NIH clinical trial of tuberculous meningitis drug regimen begins

Dec. 8, 2023
Six-month multidrug regimen being evaluated against standard treatment.

A trial of a new drug regimen to treat tuberculous meningitis (TBM) has started enrolling adults and adolescents in several countries where tuberculosis (TB) is prevalent.

The Improved Management with Antimicrobial Agents Isoniazid Rifampicin Linezolid for TBM (IMAGINE-TBM) trial will compare a six-month regimen of four drugs with the nine-month, standard-of-care regimen for TBM. The study aims to generate evidence that could improve treatment for people with TBM. IMAGINE-TBM is sponsored by the National Institute of Allergy and Infectious Diseases (NIAID), part of the National Institutes of Health, and implemented through the NIAID-funded Advancing Clinical Therapeutics Globally for HIV/AIDS and Other Infections (ACTG).

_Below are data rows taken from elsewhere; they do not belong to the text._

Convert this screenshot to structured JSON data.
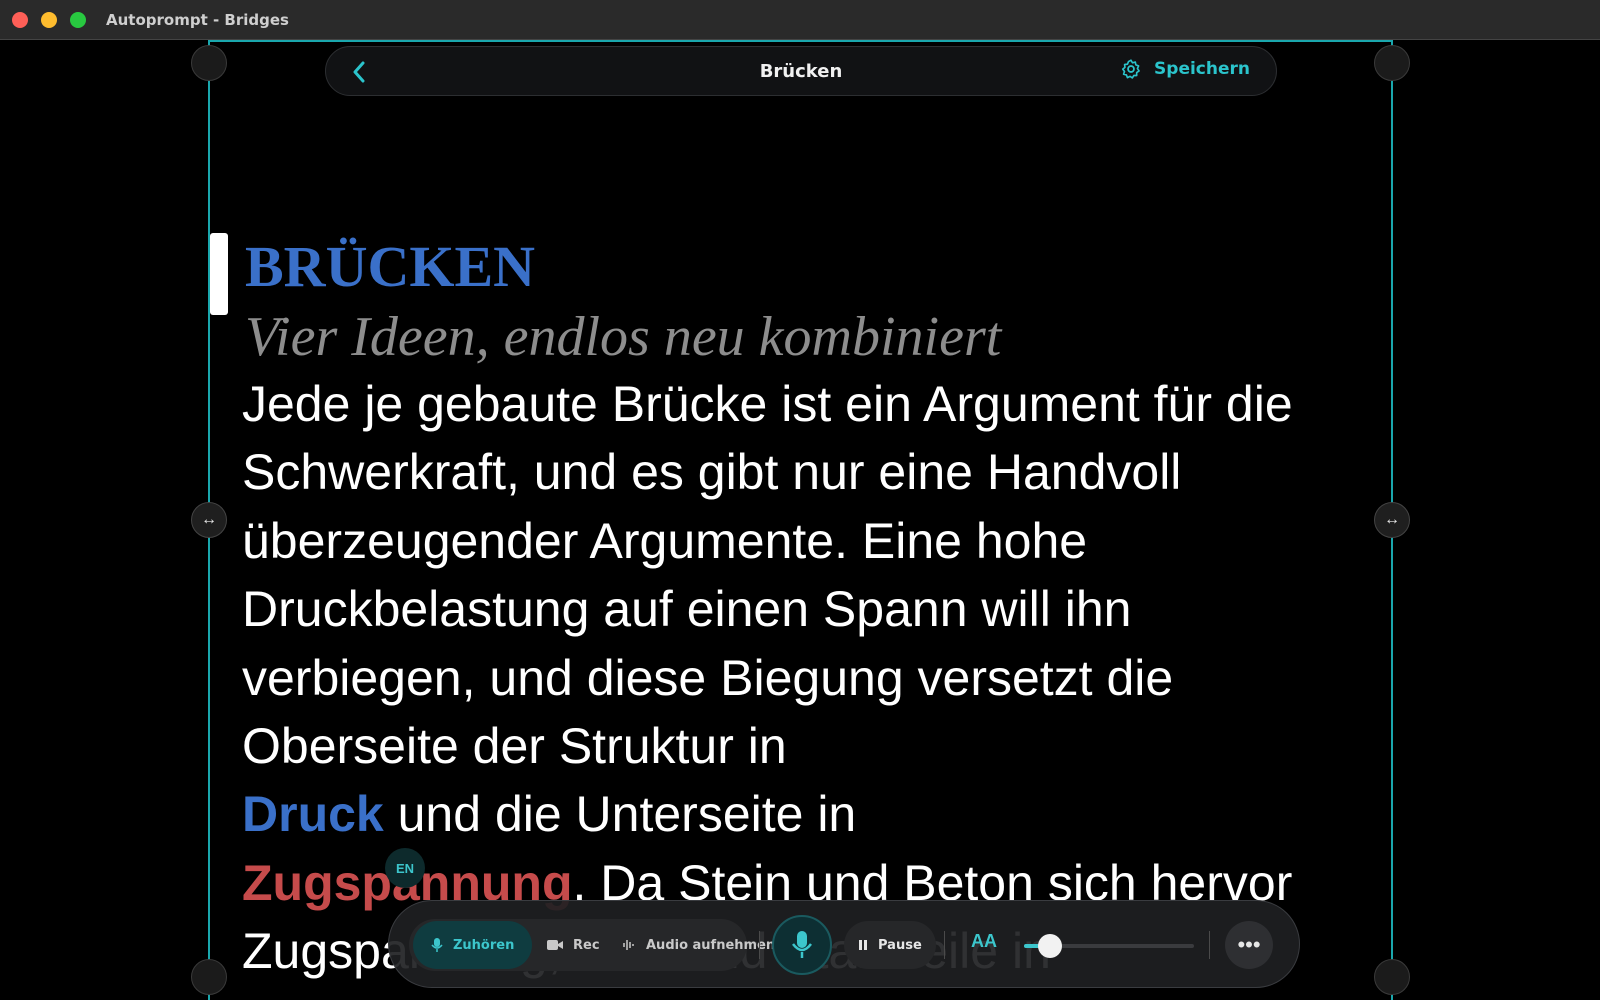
{
  "window": {
    "title": "Autoprompt - Bridges"
  },
  "topbar": {
    "doc_title": "Brücken",
    "save_label": "Speichern"
  },
  "document": {
    "heading": "BRÜCKEN",
    "subheading": "Vier Ideen, endlos neu kombiniert",
    "para1": "Jede je gebaute Brücke ist ein Argument für die Schwerkraft, und es gibt nur eine Handvoll überzeugender Argumente. Eine hohe Druckbelastung auf einen Spann will ihn verbiegen, und diese Biegung versetzt die Oberseite der Struktur in",
    "term_druck": "Druck",
    "text_after_druck": " und die Unterseite in",
    "term_zug": "Zugspannung",
    "text_after_zug": ". Da Stein und Beton sich hervor",
    "partial_line": "Zugspannung, während Stahlseile in"
  },
  "lang_badge": "EN",
  "toolbar": {
    "listen_label": "Zuhören",
    "rec_label": "Rec",
    "audio_label": "Audio aufnehmen",
    "pause_label": "Pause",
    "font_size_label": "AA",
    "font_size_level": 0.15
  },
  "colors": {
    "accent": "#2bc4cc",
    "heading": "#3a70c9",
    "term_compression": "#3a70c9",
    "term_tension": "#c64b4b"
  }
}
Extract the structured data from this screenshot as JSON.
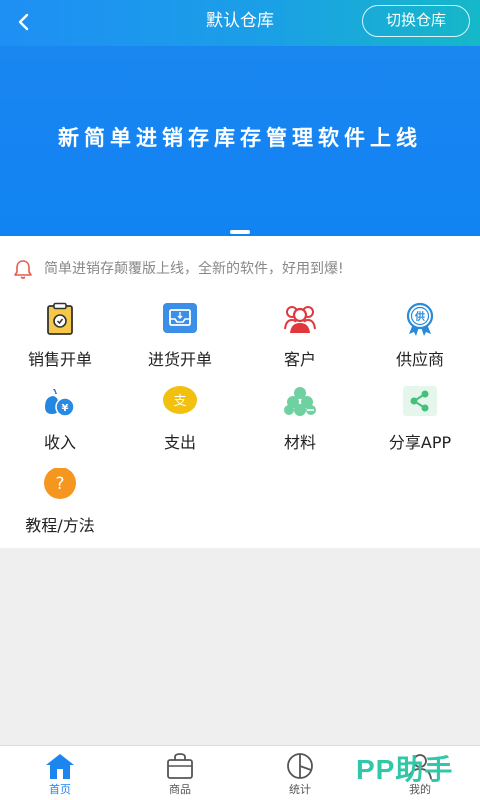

Participants in the IMAGINE-TBM trial will be given either the investigational six-month regimen or a nine-month standard regimen. The six-month regimen will consist of high doses of rifampicin (35 mg/kg for 24 weeks) and isoniazid (15 mg/kg for the first two weeks, followed by 10 mg/kg for 22 weeks), in addition to linezolid (1200 mg) and pyrazinamide (25 mg/kg) for the first eight weeks of the treatment period. This regimen will be compared with the current standard of care, which consists of rifampicin (10-15 mg/kg, up to 900 mg/day), isoniazid (5 mg/kg), ethambutol (20 mg/kg), and pyrazinamide (25 mg/kg) for eight weeks, followed by rifampicin (10-15 mg/kg, up to 900 mg/day) and isoniazid (5 mg/kg) for the remainder of the treatment period. Over the course of the 48-week study period, the outcomes of the trial participants will be measured by assessing their clinical status, including their neurologic and functional abilities.

The trial will include 330 participants aged 15 years and older who have or are likely to have TBM based on signs and symptoms, including people living with and without HIV. Because pregnant women are eligible to enroll in this study with appropriate consent, a small number of pregnant women are expected to be included.

NIH release